As a final year IMU Biomedical Science student, I had the opportunity to work with Prof Dave Grattan and his team for 13 weeks at Grattan Lab as part of my internship. The Grattan Lab is one of the 10 laboratories in the Center of Neuroendocrinology (CNE) in University of Otago, New Zealand. The main direction of the Grattan Lab is to investigate the role of prolactin in the neuroendocrine and neurobiological adaptations of the brain. During my time at the lab, I contributed to my direct supervisor, Dr Kristina Smiley’s ongoing projects. Dr Smiley’s focus is on the neuroendocrinal mechanisms of paternal care and she designed a programme to maximise my short time in Otago to learn as much practical skills related to neuroendocrinology.
My main tasks were cryosectioning, immunohistochemistry (IHC) and behavioural analyses. Cryosectioning was one of my favourite things to do in the lab. It was very oddly therapeutic. There’s a rhythm to turning the wheel (which slices the sections), and you just keep going at it. Once in a while, you get some concerned lab mates to remind you to be careful of the very sharp blade. The major key to cryosectioning is temperature control: too warm (as in 1-2°C warmer), your sections will ‘melt’, too chilly, your sections curl up.
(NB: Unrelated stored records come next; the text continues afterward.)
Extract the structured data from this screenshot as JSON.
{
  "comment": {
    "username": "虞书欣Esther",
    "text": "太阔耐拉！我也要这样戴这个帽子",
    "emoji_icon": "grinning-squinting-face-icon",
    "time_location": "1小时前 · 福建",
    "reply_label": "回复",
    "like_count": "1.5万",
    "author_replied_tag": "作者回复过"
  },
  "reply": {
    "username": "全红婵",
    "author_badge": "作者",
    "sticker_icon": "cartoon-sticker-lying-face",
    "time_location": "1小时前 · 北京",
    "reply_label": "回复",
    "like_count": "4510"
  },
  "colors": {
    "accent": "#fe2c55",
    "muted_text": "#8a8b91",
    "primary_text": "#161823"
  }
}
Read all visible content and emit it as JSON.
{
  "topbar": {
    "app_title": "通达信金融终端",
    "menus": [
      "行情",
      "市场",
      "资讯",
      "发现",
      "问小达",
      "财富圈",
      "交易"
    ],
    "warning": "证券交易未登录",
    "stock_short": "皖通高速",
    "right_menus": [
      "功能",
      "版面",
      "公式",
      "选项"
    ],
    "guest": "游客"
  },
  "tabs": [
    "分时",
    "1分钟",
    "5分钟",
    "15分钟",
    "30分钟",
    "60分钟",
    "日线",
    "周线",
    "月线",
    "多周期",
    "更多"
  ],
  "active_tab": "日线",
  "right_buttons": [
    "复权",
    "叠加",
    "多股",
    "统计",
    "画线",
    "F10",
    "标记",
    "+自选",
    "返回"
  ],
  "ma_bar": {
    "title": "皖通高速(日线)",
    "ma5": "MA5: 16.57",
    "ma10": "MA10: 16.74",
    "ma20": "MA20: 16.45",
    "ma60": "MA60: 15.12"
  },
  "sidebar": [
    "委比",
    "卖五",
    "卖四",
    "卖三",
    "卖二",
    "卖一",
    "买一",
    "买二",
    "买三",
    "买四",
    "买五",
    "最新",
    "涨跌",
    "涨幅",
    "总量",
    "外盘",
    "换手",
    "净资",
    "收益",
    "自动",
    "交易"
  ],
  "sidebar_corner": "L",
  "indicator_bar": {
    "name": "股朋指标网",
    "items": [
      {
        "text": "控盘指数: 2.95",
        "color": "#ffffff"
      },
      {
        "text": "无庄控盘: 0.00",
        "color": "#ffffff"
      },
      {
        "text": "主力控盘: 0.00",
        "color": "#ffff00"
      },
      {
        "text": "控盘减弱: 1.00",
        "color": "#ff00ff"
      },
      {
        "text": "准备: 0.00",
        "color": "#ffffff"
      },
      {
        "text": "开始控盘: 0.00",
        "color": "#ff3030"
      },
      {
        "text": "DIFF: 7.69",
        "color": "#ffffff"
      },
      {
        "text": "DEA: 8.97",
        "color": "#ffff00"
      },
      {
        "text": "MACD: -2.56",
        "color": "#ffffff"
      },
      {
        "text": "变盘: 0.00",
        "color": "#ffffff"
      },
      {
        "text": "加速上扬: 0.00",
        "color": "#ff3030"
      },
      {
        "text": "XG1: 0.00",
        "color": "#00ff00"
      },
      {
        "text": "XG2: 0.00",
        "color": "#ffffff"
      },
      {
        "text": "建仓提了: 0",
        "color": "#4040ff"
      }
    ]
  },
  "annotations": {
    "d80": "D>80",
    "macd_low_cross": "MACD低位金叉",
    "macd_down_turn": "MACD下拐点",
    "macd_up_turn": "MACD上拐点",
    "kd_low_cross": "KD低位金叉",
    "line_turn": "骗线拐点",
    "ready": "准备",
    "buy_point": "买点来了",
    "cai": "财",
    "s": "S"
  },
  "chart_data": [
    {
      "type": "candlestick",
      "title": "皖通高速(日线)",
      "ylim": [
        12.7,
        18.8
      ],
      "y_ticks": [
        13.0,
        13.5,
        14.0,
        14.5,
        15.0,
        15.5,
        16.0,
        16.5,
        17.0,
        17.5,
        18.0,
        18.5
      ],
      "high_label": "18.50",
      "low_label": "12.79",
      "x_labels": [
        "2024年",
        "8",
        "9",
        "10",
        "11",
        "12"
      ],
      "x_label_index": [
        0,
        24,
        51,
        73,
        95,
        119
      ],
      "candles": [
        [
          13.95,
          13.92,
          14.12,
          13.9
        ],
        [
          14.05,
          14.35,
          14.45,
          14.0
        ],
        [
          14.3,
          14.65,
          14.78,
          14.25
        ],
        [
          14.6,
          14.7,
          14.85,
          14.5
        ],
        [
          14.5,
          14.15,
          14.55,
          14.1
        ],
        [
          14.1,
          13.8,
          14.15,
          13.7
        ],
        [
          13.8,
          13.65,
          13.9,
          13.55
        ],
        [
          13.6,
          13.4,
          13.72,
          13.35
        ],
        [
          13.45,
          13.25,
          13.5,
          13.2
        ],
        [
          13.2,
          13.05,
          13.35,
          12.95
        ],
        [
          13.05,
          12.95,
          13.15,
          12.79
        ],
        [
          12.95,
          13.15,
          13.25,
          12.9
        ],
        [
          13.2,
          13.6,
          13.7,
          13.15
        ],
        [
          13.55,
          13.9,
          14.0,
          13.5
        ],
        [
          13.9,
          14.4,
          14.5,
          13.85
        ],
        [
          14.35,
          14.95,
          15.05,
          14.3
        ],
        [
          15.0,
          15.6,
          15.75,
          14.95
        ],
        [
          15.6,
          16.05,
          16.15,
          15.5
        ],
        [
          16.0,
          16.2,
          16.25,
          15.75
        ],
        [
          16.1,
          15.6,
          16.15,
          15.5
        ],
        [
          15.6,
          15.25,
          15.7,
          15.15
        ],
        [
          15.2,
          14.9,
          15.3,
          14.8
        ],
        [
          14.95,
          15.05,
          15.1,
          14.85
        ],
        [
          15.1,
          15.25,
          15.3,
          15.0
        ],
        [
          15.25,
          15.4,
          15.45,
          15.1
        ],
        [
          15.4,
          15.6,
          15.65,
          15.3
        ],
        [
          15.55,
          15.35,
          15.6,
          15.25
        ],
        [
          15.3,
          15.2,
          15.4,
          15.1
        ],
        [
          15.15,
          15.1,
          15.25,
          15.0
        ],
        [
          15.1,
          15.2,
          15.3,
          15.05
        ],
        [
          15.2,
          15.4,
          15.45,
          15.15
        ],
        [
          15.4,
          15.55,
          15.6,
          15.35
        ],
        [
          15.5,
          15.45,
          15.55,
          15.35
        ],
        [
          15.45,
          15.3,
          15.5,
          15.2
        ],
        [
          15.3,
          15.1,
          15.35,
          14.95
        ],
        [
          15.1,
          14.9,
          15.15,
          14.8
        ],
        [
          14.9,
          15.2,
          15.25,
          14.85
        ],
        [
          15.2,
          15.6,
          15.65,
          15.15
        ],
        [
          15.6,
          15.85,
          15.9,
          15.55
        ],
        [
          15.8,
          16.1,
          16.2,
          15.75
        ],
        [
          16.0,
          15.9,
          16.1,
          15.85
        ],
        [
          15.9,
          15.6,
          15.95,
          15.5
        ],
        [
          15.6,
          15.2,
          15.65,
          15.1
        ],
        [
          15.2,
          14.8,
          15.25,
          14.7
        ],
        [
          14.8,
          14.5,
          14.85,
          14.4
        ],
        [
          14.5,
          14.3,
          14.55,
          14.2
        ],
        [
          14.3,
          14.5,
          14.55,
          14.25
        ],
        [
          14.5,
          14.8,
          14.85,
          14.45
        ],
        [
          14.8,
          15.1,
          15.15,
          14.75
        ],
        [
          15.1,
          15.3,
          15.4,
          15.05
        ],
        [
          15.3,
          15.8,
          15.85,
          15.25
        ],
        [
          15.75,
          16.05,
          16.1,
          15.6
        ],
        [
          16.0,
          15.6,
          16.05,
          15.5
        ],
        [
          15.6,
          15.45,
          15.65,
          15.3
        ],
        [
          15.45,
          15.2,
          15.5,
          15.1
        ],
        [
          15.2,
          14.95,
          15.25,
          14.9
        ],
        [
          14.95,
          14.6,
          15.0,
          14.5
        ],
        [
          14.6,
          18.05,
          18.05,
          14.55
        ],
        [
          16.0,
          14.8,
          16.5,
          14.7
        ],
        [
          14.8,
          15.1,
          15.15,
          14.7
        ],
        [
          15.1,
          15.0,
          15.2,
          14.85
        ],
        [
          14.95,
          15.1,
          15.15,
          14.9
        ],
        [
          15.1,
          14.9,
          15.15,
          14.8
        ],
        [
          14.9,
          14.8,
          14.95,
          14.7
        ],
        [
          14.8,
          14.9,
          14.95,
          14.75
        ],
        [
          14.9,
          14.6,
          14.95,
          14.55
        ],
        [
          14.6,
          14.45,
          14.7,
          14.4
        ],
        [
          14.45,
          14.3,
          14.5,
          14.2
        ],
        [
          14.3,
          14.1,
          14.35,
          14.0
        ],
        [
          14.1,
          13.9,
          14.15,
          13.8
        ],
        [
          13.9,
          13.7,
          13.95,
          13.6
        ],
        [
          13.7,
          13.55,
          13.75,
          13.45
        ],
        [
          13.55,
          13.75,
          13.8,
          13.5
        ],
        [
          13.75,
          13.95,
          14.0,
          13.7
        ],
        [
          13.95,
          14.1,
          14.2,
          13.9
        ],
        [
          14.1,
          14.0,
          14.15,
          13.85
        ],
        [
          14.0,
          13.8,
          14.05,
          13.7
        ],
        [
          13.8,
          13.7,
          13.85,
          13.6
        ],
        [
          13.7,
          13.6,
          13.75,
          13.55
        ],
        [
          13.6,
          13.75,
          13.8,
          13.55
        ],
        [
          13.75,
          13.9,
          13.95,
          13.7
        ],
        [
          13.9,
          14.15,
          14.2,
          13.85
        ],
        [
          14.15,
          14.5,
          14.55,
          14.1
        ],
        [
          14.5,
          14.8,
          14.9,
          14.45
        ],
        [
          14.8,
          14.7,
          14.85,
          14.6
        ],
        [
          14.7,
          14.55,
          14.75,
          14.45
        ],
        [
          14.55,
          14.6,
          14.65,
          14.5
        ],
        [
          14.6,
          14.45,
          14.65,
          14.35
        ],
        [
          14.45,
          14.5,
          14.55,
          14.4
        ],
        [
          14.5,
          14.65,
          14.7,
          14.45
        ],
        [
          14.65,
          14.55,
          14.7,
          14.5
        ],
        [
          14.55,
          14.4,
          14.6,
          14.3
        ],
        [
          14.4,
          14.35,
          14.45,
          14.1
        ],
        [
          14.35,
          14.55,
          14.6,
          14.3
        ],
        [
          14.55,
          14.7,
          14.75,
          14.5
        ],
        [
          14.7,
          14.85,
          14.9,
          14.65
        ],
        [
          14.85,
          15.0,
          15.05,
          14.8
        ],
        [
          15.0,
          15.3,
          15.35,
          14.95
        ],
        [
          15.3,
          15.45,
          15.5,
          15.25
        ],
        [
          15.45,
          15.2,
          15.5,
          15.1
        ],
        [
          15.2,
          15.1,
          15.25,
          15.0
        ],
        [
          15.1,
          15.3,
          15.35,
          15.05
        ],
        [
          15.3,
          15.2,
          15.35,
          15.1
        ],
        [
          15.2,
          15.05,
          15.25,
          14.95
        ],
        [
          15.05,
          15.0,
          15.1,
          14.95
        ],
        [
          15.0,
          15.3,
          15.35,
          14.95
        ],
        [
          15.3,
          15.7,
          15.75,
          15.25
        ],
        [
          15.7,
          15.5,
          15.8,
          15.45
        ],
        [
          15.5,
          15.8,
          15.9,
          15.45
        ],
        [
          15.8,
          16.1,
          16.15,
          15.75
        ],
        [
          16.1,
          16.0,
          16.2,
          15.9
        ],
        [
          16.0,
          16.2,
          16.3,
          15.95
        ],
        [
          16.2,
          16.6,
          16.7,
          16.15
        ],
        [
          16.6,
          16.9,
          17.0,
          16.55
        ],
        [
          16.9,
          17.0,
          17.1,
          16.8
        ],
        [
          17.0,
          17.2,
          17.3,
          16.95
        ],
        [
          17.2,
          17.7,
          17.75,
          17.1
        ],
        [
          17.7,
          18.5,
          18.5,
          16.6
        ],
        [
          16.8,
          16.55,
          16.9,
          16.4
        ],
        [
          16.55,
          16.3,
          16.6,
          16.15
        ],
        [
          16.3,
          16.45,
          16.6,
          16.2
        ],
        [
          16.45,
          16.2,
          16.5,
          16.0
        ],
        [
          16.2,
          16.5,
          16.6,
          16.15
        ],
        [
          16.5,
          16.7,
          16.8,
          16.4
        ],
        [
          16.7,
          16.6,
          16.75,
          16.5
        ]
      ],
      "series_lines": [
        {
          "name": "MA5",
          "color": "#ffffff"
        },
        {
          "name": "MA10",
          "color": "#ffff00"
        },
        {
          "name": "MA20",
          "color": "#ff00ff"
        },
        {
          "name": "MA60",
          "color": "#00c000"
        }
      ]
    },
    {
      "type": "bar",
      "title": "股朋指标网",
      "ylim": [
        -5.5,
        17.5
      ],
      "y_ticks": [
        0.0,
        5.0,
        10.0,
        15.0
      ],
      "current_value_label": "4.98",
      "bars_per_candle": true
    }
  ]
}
I was exposed to the mechanism of IHC in IMU modules and practicals. However, the mounting of the sections on slides post-IHC was one of the biggest challenges I encountered in my projects. In the beginning, I struggled to arrange the brain sections according to the atlas. Therefore, I studied the anatomical features of mice brain and learnt to familiarise myself with the landmarks through practices. Mounting is back-breaking work, literally. I have to sit in the same position for hours to separate, arrange, and place the very delicate, thinly sliced sections onto a slide, all done using two small paintbrushes. Then, I proceeded to microscopy to visualise the cells which added to another layer of difficulty, as I need to identify very specific areas throughout the brain. Hence, I was very attached to the lab’s atlas until I was seeing mice brains in my sleep. I have also observed blood collection, brain extraction, perfusion and stereotaxic surgery to insert virus vector. These procedures were new to me. I was fascinated by the accuracy and skills required to obtain a tiny brain while ensuring its integrity. Dr Smiley was concerned that undergraduates usually have difficulties in handling live mice, but the concern was nullified as the animal management module in IMU had given me adequate exposure in this. The CNE lab does not have fixed working hours that the staffs should adhere to; there are no punch-card systems to record your attendance. The main authority that you should report to is your principal investigator during meetings. It was a true work-culture shock to me. Truth to be told, there are some days I would consider coming in late or take a rest day. Hence, it really amazed me that the members of CNE can get their job done in their own time, even without an enforced system. It all comes to discipline and passion to procure and publish their findings.
Furthermore, the lab prioritises the inter-relationship of the researchers and their exchange of knowledge. Therefore, every Friday, there are some activities that facilitate that bonding. The activities which differ every week, include seminars, tea breaks, paper sharing, and journal club meetings. I was fortunate to be included in this enjoyable working environment. Every member of the CNE is kept in the loop of the latest happenings within the department.
On my final lab meeting, I was given the chance to present my results in which Prof Grattan and my fellow lab members actively discussed the prospects of the results. During my internship, we are encouraged to discuss our experiments and troubles, and hence, from the exchange of experience, we can discover new ways to improve our projects and ourselves.
As a conclusion to the attachment to the Grattan Lab, I believe the practical and life skills learnt are invaluable to my development as an aspiring biomedical scientist. I feel grateful to be involved in an ongoing research overseas; as New Zealand has shown me its protectiveness over the environment, I have grown to appreciate the proper laboratory waste management. Moreover, the friendly working culture has made me realise the importance of a good professional relationship with my co-workers and encouraged me to improve my social skills. Through the interaction with CNE members, I feel encouraged to further my studies and acquire knowledge continuously. I truly hope that I can maintain the positive attributes acquired from this attachment and instil them in my future practice.
Although neuroendocrinology is a relatively advanced field, I, as an undergraduate, was able to keep up in theory (with extra effort) with the postgraduates. My fellow lab members were quite impressed with the syllabus covered in IMU. Nevertheless, theory is nought without actual lab skills and true immersion into a research environment. Hence, I am grateful for the research internship opportunity given by IMU and University of Otago for accepting me.
Written by Genieve Yeo Ee Chia